Good grammar is essential, but life is made up of more than essentials. Style is as important in writing as it is in fashion. Fortunately, you can improve your sentences easily. This list explains how to do so.
Be simple and direct
You have something to say. Just say it! Go for simple, direct phrasing. Avoid sentences like 'The book was written by me' and instead write, 'I wrote the book'.
Add new words carefully
Before you insert a new word into your writing, be sure you understand it completely. Words come with positive or negative baggage. Call someone 'curvy', and you may see a smile. Say 'fat', and the reaction is different!
Change sentence length
Everyone likes variety. If every sentence is more or less the same length, your writing may lull readers to sleep. Change lengths occasionally by combining short sentences or chopping long sentences into pieces. Be careful to do so without breaking grammar rules.
Shuffle the sentence pattern
Most sentences follow a 'subject–verb' pattern. The subject (the person or thing you are talking about) comes first. The verb (the 'being' or 'doing' word) follows. To add interest, change the pattern once in a while. Instead of 'Sid strolled through the park', write 'Through the park strolled Sid'.
Find interesting verbs
'Billy said he was tired'. That sentence is fine, but said does not tell you much. How about declared, whispered, shouted, or muttered?

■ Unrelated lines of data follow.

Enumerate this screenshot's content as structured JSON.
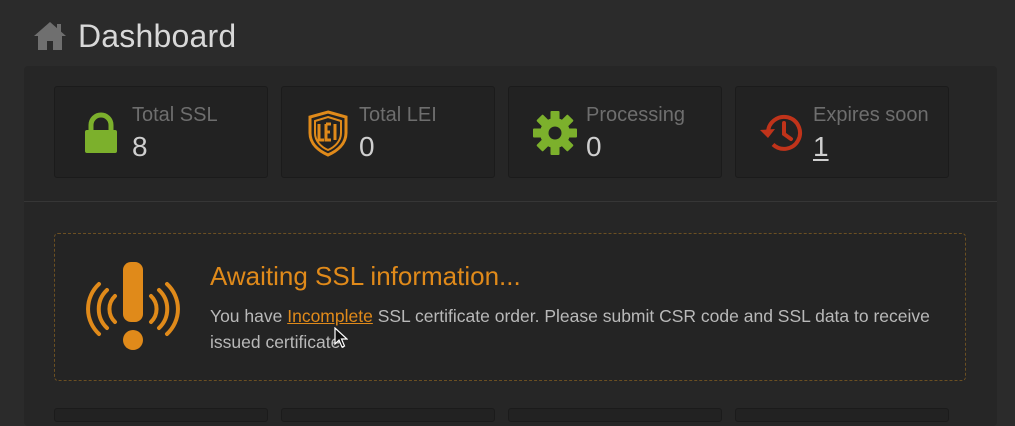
{
  "header": {
    "title": "Dashboard",
    "icon": "home-icon"
  },
  "stats": [
    {
      "label": "Total SSL",
      "value": "8",
      "icon": "lock-icon",
      "color": "#7cb02c"
    },
    {
      "label": "Total LEI",
      "value": "0",
      "icon": "lei-shield-icon",
      "color": "#e08a1a"
    },
    {
      "label": "Processing",
      "value": "0",
      "icon": "gear-icon",
      "color": "#7cb02c"
    },
    {
      "label": "Expires soon",
      "value": "1",
      "icon": "history-clock-icon",
      "color": "#c0331a"
    }
  ],
  "alert": {
    "title": "Awaiting SSL information...",
    "text_before": "You have ",
    "link": "Incomplete",
    "text_after": " SSL certificate order. Please submit CSR code and SSL data to receive issued certificate.",
    "icon": "alert-broadcast-icon",
    "accent": "#e08a1a"
  },
  "colors": {
    "background": "#2b2b2b",
    "panel": "#262626",
    "card": "#222222"
  }
}
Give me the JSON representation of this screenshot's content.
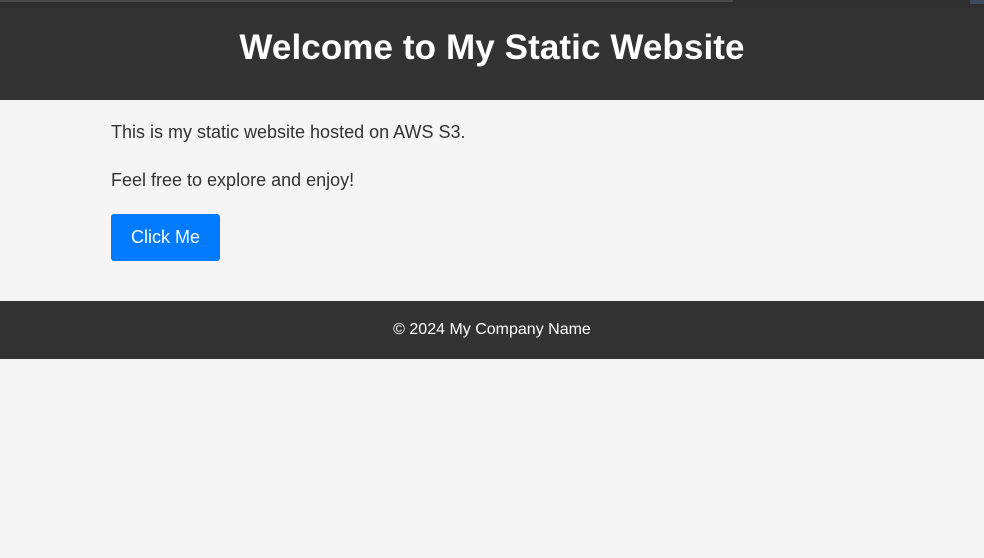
{
  "header": {
    "title": "Welcome to My Static Website"
  },
  "main": {
    "paragraphs": [
      "This is my static website hosted on AWS S3.",
      "Feel free to explore and enjoy!"
    ],
    "button_label": "Click Me"
  },
  "footer": {
    "copyright": "© 2024 My Company Name"
  },
  "colors": {
    "header_bg": "#333333",
    "page_bg": "#f4f4f4",
    "button_bg": "#007bff",
    "text": "#333333"
  }
}
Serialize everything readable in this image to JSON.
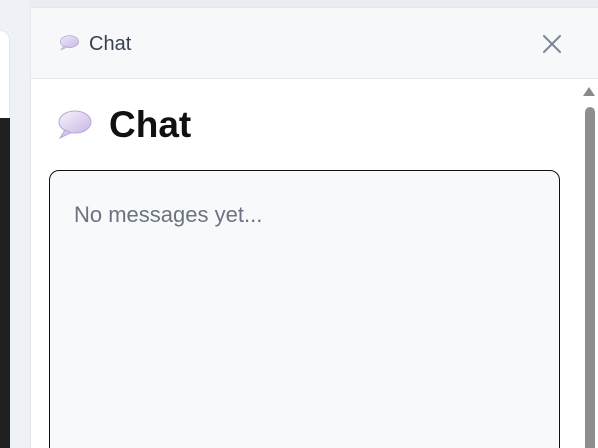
{
  "header": {
    "title": "Chat",
    "icon": "speech-bubble-icon"
  },
  "body": {
    "title": "Chat",
    "icon": "speech-bubble-icon"
  },
  "messages": {
    "empty_text": "No messages yet..."
  },
  "colors": {
    "panel_bg": "#ffffff",
    "header_bg": "#f7f8fa",
    "border": "#e5e7eb",
    "text_primary": "#111111",
    "text_muted": "#6b7280",
    "icon_bubble": "#d8cbe8"
  }
}
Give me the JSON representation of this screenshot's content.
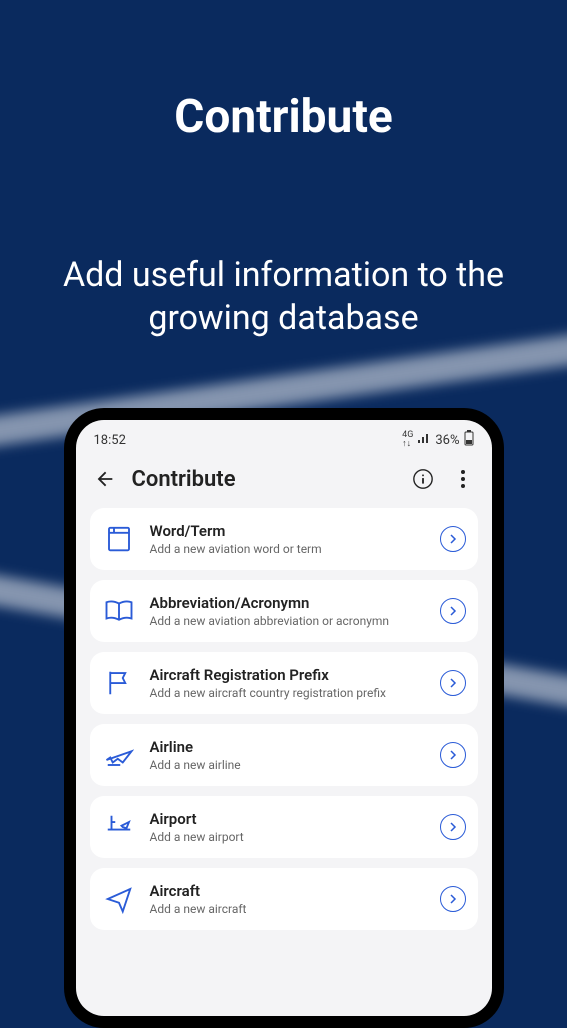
{
  "hero": {
    "title": "Contribute",
    "subtitle": "Add useful information to the growing database"
  },
  "statusbar": {
    "time": "18:52",
    "network": "4G",
    "battery": "36%"
  },
  "appbar": {
    "title": "Contribute"
  },
  "items": [
    {
      "title": "Word/Term",
      "sub": "Add a new aviation word or term",
      "icon": "word"
    },
    {
      "title": "Abbreviation/Acronymn",
      "sub": "Add a new aviation abbreviation or acronymn",
      "icon": "book"
    },
    {
      "title": "Aircraft Registration Prefix",
      "sub": "Add a new aircraft country registration prefix",
      "icon": "flag"
    },
    {
      "title": "Airline",
      "sub": "Add a new airline",
      "icon": "airline"
    },
    {
      "title": "Airport",
      "sub": "Add a new airport",
      "icon": "airport"
    },
    {
      "title": "Aircraft",
      "sub": "Add a new aircraft",
      "icon": "aircraft"
    }
  ]
}
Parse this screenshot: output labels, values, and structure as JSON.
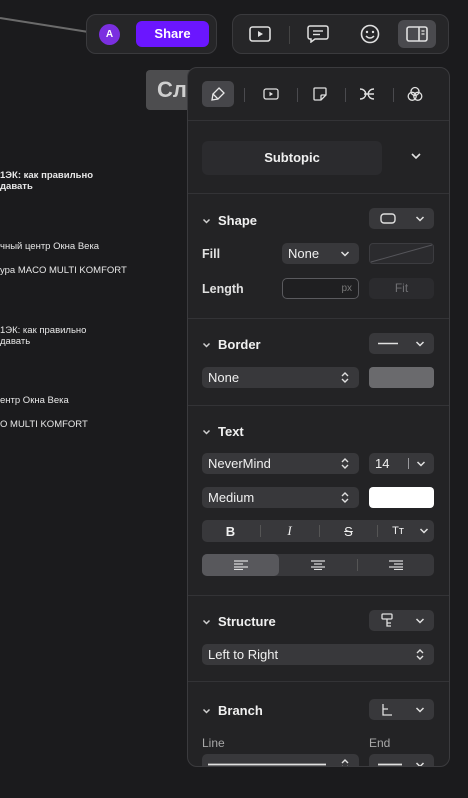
{
  "share": {
    "avatar_letter": "A",
    "button_label": "Share"
  },
  "toolbar": {
    "icons": [
      "play-icon",
      "comment-icon",
      "emoji-icon",
      "panel-icon"
    ],
    "active_index": 3
  },
  "canvas": {
    "node_title": "Сл",
    "lines": [
      "1ЭК: как правильно",
      "давать",
      "чный центр Окна Века",
      "ура MACO MULTI KOMFORT",
      "1ЭК: как правильно",
      "давать",
      "ентр Окна Века",
      "O MULTI KOMFORT"
    ]
  },
  "panel": {
    "tabs": [
      "brush-icon",
      "play-icon",
      "sticker-icon",
      "branch-icon",
      "palette-icon"
    ],
    "style_name": "Subtopic",
    "shape": {
      "title": "Shape",
      "fill_label": "Fill",
      "fill_value": "None",
      "length_label": "Length",
      "length_unit": "px",
      "fit_label": "Fit"
    },
    "border": {
      "title": "Border",
      "value": "None",
      "swatch_color": "#6a6a6d"
    },
    "text": {
      "title": "Text",
      "font": "NeverMind",
      "size": "14",
      "weight": "Medium",
      "color": "#ffffff",
      "format_buttons": [
        "B",
        "I",
        "S",
        "Tт"
      ]
    },
    "structure": {
      "title": "Structure",
      "value": "Left to Right"
    },
    "branch": {
      "title": "Branch",
      "line_label": "Line",
      "end_label": "End"
    }
  }
}
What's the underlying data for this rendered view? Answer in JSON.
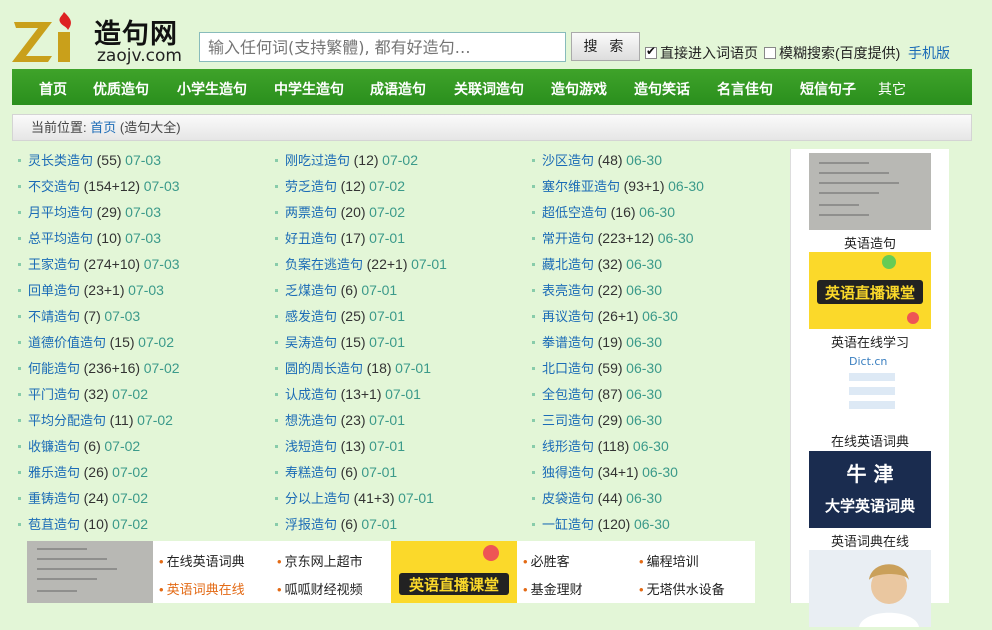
{
  "logo": {
    "cn": "造句网",
    "en": "zaojv.com"
  },
  "search": {
    "placeholder": "输入任何词(支持繁體), 都有好造句…",
    "button": "搜 索"
  },
  "options": [
    {
      "label": "直接进入词语页",
      "checked": true
    },
    {
      "label": "模糊搜索(百度提供)",
      "checked": false
    }
  ],
  "mobile_link": "手机版",
  "nav": [
    "首页",
    "优质造句",
    "小学生造句",
    "中学生造句",
    "成语造句",
    "关联词造句",
    "造句游戏",
    "造句笑话",
    "名言佳句",
    "短信句子",
    "其它"
  ],
  "breadcrumb": {
    "label": "当前位置:",
    "home": "首页",
    "current": "(造句大全)"
  },
  "columns": [
    [
      {
        "w": "灵长类造句",
        "c": "(55)",
        "d": "07-03"
      },
      {
        "w": "不交造句",
        "c": "(154+12)",
        "d": "07-03"
      },
      {
        "w": "月平均造句",
        "c": "(29)",
        "d": "07-03"
      },
      {
        "w": "总平均造句",
        "c": "(10)",
        "d": "07-03"
      },
      {
        "w": "王家造句",
        "c": "(274+10)",
        "d": "07-03"
      },
      {
        "w": "回单造句",
        "c": "(23+1)",
        "d": "07-03"
      },
      {
        "w": "不靖造句",
        "c": "(7)",
        "d": "07-03"
      },
      {
        "w": "道德价值造句",
        "c": "(15)",
        "d": "07-02"
      },
      {
        "w": "何能造句",
        "c": "(236+16)",
        "d": "07-02"
      },
      {
        "w": "平门造句",
        "c": "(32)",
        "d": "07-02"
      },
      {
        "w": "平均分配造句",
        "c": "(11)",
        "d": "07-02"
      },
      {
        "w": "收镰造句",
        "c": "(6)",
        "d": "07-02"
      },
      {
        "w": "雅乐造句",
        "c": "(26)",
        "d": "07-02"
      },
      {
        "w": "重铸造句",
        "c": "(24)",
        "d": "07-02"
      },
      {
        "w": "苞苴造句",
        "c": "(10)",
        "d": "07-02"
      }
    ],
    [
      {
        "w": "刚吃过造句",
        "c": "(12)",
        "d": "07-02"
      },
      {
        "w": "劳乏造句",
        "c": "(12)",
        "d": "07-02"
      },
      {
        "w": "两票造句",
        "c": "(20)",
        "d": "07-02"
      },
      {
        "w": "好丑造句",
        "c": "(17)",
        "d": "07-01"
      },
      {
        "w": "负案在逃造句",
        "c": "(22+1)",
        "d": "07-01"
      },
      {
        "w": "乏煤造句",
        "c": "(6)",
        "d": "07-01"
      },
      {
        "w": "感发造句",
        "c": "(25)",
        "d": "07-01"
      },
      {
        "w": "吴涛造句",
        "c": "(15)",
        "d": "07-01"
      },
      {
        "w": "圆的周长造句",
        "c": "(18)",
        "d": "07-01"
      },
      {
        "w": "认成造句",
        "c": "(13+1)",
        "d": "07-01"
      },
      {
        "w": "想洗造句",
        "c": "(23)",
        "d": "07-01"
      },
      {
        "w": "浅短造句",
        "c": "(13)",
        "d": "07-01"
      },
      {
        "w": "寿糕造句",
        "c": "(6)",
        "d": "07-01"
      },
      {
        "w": "分以上造句",
        "c": "(41+3)",
        "d": "07-01"
      },
      {
        "w": "浮报造句",
        "c": "(6)",
        "d": "07-01"
      }
    ],
    [
      {
        "w": "沙区造句",
        "c": "(48)",
        "d": "06-30"
      },
      {
        "w": "塞尔维亚造句",
        "c": "(93+1)",
        "d": "06-30"
      },
      {
        "w": "超低空造句",
        "c": "(16)",
        "d": "06-30"
      },
      {
        "w": "常开造句",
        "c": "(223+12)",
        "d": "06-30"
      },
      {
        "w": "藏北造句",
        "c": "(32)",
        "d": "06-30"
      },
      {
        "w": "表亮造句",
        "c": "(22)",
        "d": "06-30"
      },
      {
        "w": "再议造句",
        "c": "(26+1)",
        "d": "06-30"
      },
      {
        "w": "拳谱造句",
        "c": "(19)",
        "d": "06-30"
      },
      {
        "w": "北口造句",
        "c": "(59)",
        "d": "06-30"
      },
      {
        "w": "全包造句",
        "c": "(87)",
        "d": "06-30"
      },
      {
        "w": "三司造句",
        "c": "(29)",
        "d": "06-30"
      },
      {
        "w": "线形造句",
        "c": "(118)",
        "d": "06-30"
      },
      {
        "w": "独得造句",
        "c": "(34+1)",
        "d": "06-30"
      },
      {
        "w": "皮袋造句",
        "c": "(44)",
        "d": "06-30"
      },
      {
        "w": "一缸造句",
        "c": "(120)",
        "d": "06-30"
      }
    ]
  ],
  "sidebar": [
    {
      "label": "英语造句",
      "img": "paper"
    },
    {
      "label": "英语在线学习",
      "img": "live-class"
    },
    {
      "label": "在线英语词典",
      "img": "dict"
    },
    {
      "label": "英语词典在线",
      "img": "oxford",
      "text1": "牛 津",
      "text2": "大学英语词典"
    },
    {
      "img": "person"
    }
  ],
  "live_banner_text": "英语直播课堂",
  "bottom_links": [
    {
      "label": "在线英语词典",
      "orange": false
    },
    {
      "label": "京东网上超市",
      "orange": false
    },
    {
      "label": "必胜客",
      "orange": false
    },
    {
      "label": "编程培训",
      "orange": false
    },
    {
      "label": "英语词典在线",
      "orange": true
    },
    {
      "label": "呱呱财经视频",
      "orange": false
    },
    {
      "label": "基金理财",
      "orange": false
    },
    {
      "label": "无塔供水设备",
      "orange": false
    }
  ],
  "colors": {
    "nav_green": "#2a8f1d",
    "link_blue": "#1b6bb6",
    "date_teal": "#3b9a8a",
    "page_bg": "#e3f6d7"
  }
}
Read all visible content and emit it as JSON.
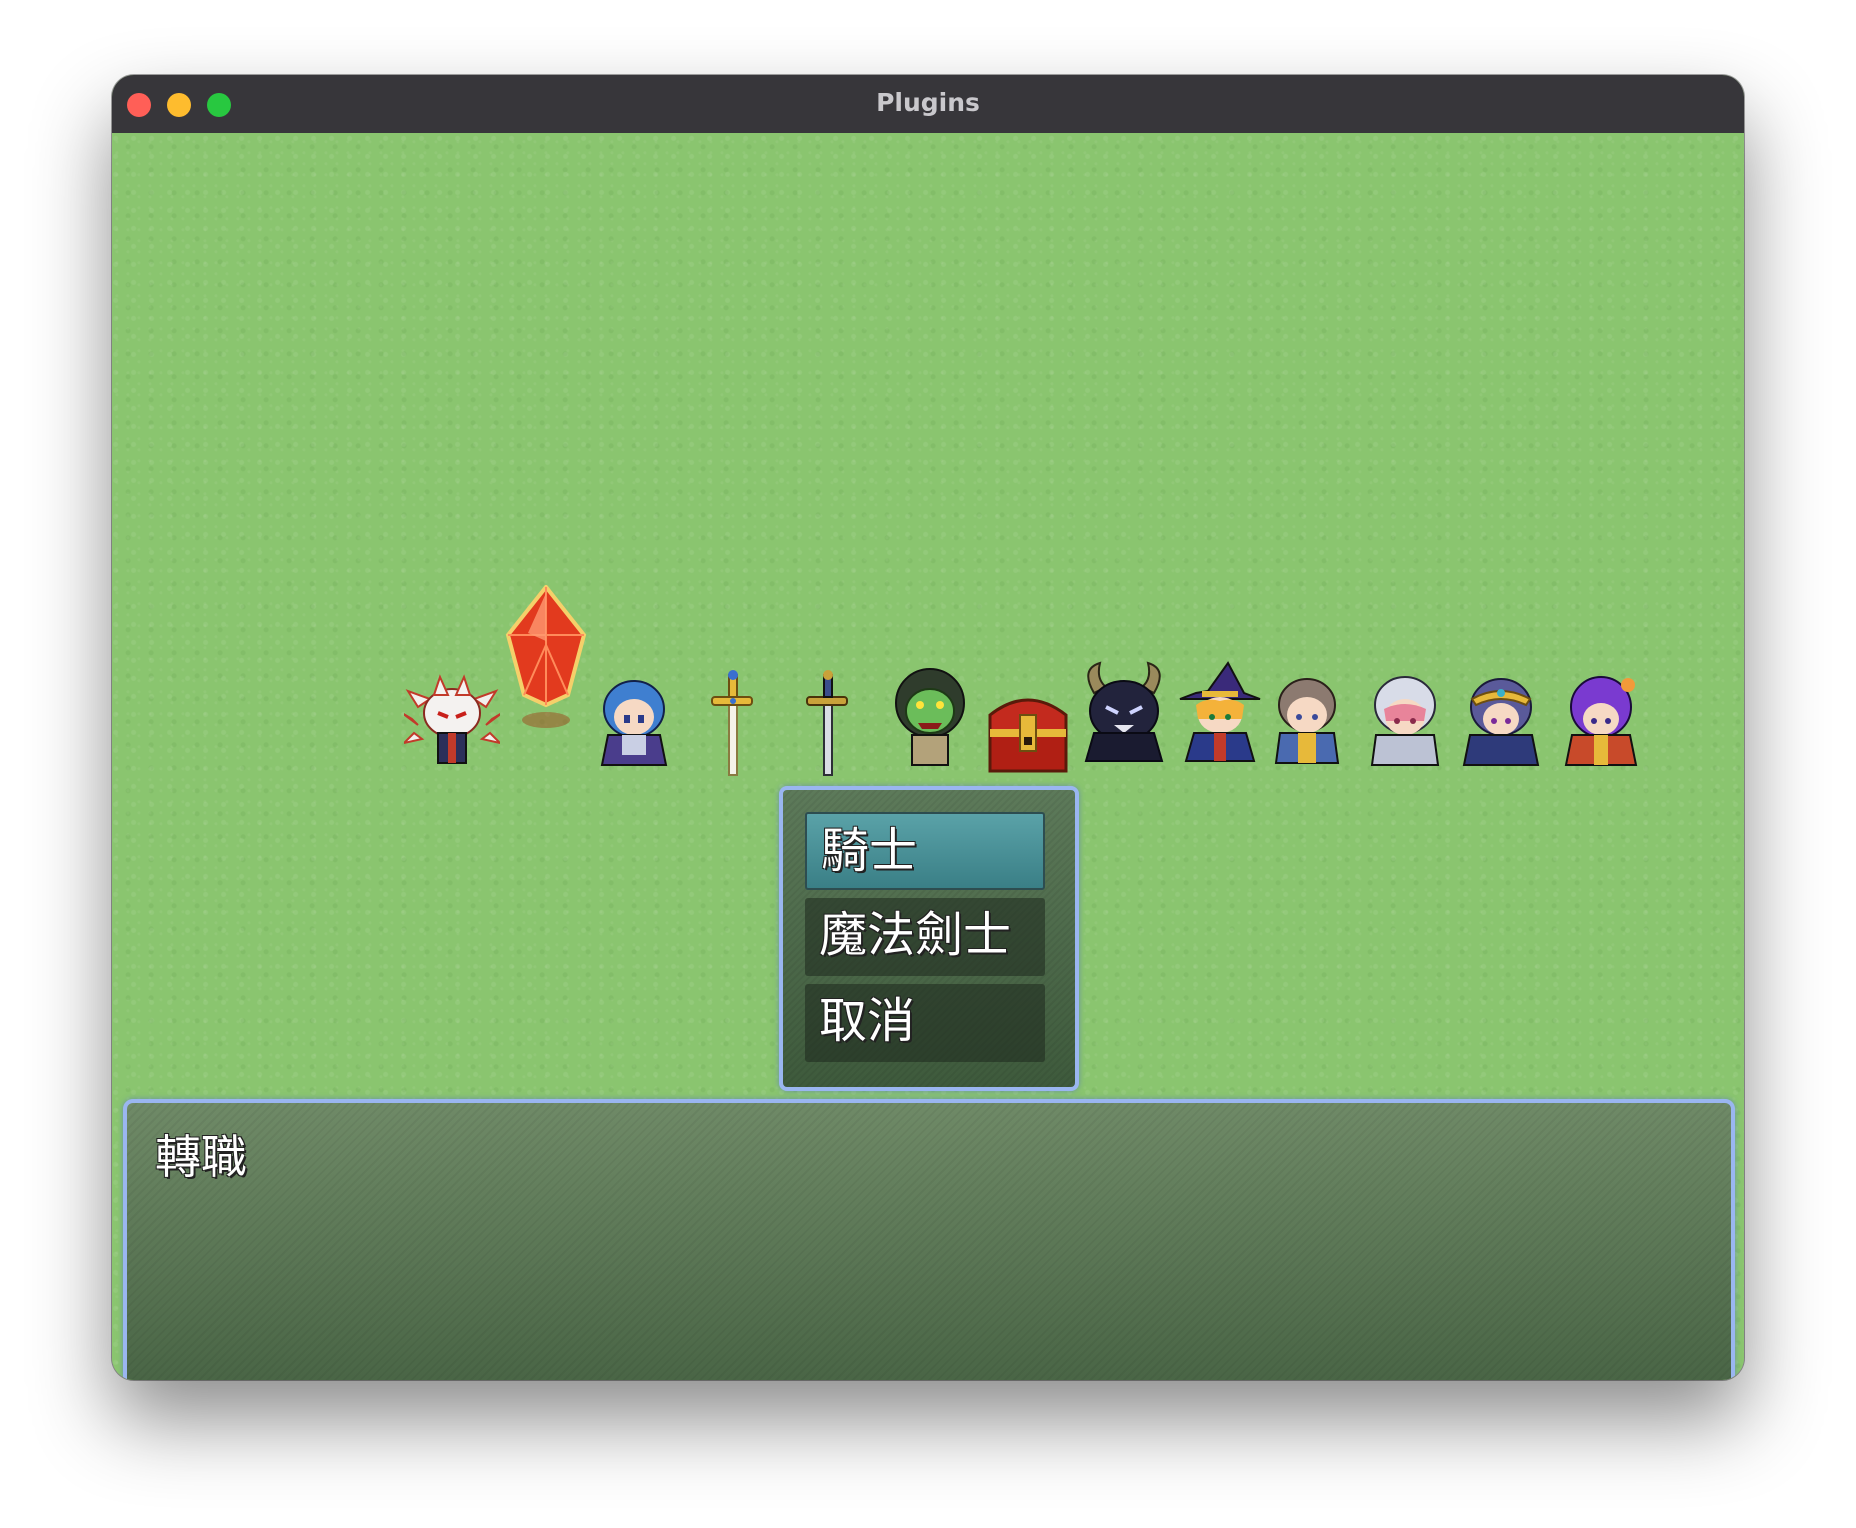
{
  "window": {
    "title": "Plugins"
  },
  "colors": {
    "grass": "#8ac56f",
    "window_border": "#9ab6f0",
    "selected_choice": "#4b939a",
    "titlebar": "#37363a"
  },
  "sprites": [
    {
      "name": "white-fox-demon-sprite",
      "icon": "fox-demon"
    },
    {
      "name": "red-crystal-sprite",
      "icon": "crystal"
    },
    {
      "name": "blue-haired-hero-sprite",
      "icon": "hero-blue"
    },
    {
      "name": "golden-sword-sprite",
      "icon": "sword-gold"
    },
    {
      "name": "steel-sword-sprite",
      "icon": "sword-steel"
    },
    {
      "name": "green-orc-sprite",
      "icon": "orc"
    },
    {
      "name": "treasure-chest-sprite",
      "icon": "chest"
    },
    {
      "name": "horned-demon-sprite",
      "icon": "demon"
    },
    {
      "name": "witch-sprite",
      "icon": "witch"
    },
    {
      "name": "brown-haired-boy-sprite",
      "icon": "boy"
    },
    {
      "name": "pink-haired-knight-sprite",
      "icon": "knight-pink"
    },
    {
      "name": "circlet-mage-sprite",
      "icon": "mage"
    },
    {
      "name": "purple-haired-girl-sprite",
      "icon": "girl-purple"
    }
  ],
  "choices": {
    "items": [
      "騎士",
      "魔法劍士",
      "取消"
    ],
    "selected_index": 0
  },
  "message": {
    "text": "轉職"
  }
}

All those words add meaning and interest.
Which sentence gives more information? 'She redecorated her room' or 'She covered the gray wall with bright pink paint and hung two photos of her dog Rex'. The second sentence moves away from the general (redecorated) and injects details (the colors, photos, and even the dog's name). Specifics spark interest.
Move beyond sight
Writing becomes more interesting when you refer to many senses, not just to sight. If you describe an old house, you will naturally refer to its appearance. But how about its moldy scent? The roughness of the floor? The creak of decaying floors? Include all the senses, and the description comes alive.
Some expressions, such as 'pretty as a picture' or 'so hungry I could eat a horse' appear often. Readers skip over them because they have already read them. Hit the 'originality button' and create something new.
Give 'and' a rest
And is a perfectly fine word. It connects all sorts of things. So do many other words! Consider 'as well as', 'in addition to', 'along with', and 'furthermore' as substitutes. Be careful, though. These expressions cannot join complete sentences.
No matter how carefully you write, mistakes creep in. Take a moment to check everything (school papers, emails, texts — everything) when you finish writing. Careful proofreading catches many mistakes.